- **Task details**:
Each line of the data that includes the string "icon" is to be copied out.

- **Extracted data**:

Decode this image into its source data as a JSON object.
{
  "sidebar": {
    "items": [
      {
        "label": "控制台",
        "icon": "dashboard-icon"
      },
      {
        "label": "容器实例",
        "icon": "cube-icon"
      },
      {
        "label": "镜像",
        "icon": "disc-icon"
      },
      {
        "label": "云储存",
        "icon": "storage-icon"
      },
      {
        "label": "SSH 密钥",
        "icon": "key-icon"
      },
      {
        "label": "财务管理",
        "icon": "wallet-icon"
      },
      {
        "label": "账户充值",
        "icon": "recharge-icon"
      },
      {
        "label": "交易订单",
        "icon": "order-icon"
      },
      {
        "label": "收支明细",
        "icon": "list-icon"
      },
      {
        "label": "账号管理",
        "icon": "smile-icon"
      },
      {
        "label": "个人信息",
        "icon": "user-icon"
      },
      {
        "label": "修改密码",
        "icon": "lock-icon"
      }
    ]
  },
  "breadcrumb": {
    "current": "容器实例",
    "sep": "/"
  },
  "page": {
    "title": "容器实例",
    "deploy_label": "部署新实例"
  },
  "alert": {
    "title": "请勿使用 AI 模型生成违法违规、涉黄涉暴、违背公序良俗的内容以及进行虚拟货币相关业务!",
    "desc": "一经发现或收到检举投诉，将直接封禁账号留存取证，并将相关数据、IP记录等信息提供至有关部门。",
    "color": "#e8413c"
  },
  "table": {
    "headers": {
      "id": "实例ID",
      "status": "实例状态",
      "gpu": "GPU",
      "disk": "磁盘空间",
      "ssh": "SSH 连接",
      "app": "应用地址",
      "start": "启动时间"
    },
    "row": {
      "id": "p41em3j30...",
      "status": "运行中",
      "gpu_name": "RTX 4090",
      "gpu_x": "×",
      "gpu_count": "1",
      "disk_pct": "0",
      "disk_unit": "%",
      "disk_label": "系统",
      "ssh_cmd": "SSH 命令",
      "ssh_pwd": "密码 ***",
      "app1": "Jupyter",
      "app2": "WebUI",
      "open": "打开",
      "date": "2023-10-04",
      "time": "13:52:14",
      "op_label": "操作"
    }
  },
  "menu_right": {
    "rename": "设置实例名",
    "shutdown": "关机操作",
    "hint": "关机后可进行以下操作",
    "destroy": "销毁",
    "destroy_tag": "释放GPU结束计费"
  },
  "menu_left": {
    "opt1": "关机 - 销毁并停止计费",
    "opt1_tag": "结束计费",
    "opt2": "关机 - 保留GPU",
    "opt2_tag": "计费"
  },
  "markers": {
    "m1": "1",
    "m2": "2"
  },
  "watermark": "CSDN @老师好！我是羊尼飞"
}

- **Result of this task**:
        "icon": "dashboard-icon"
        "icon": "cube-icon"
        "icon": "disc-icon"
        "icon": "storage-icon"
        "icon": "key-icon"
        "icon": "wallet-icon"
        "icon": "recharge-icon"
        "icon": "order-icon"
        "icon": "list-icon"
        "icon": "smile-icon"
        "icon": "user-icon"
        "icon": "lock-icon"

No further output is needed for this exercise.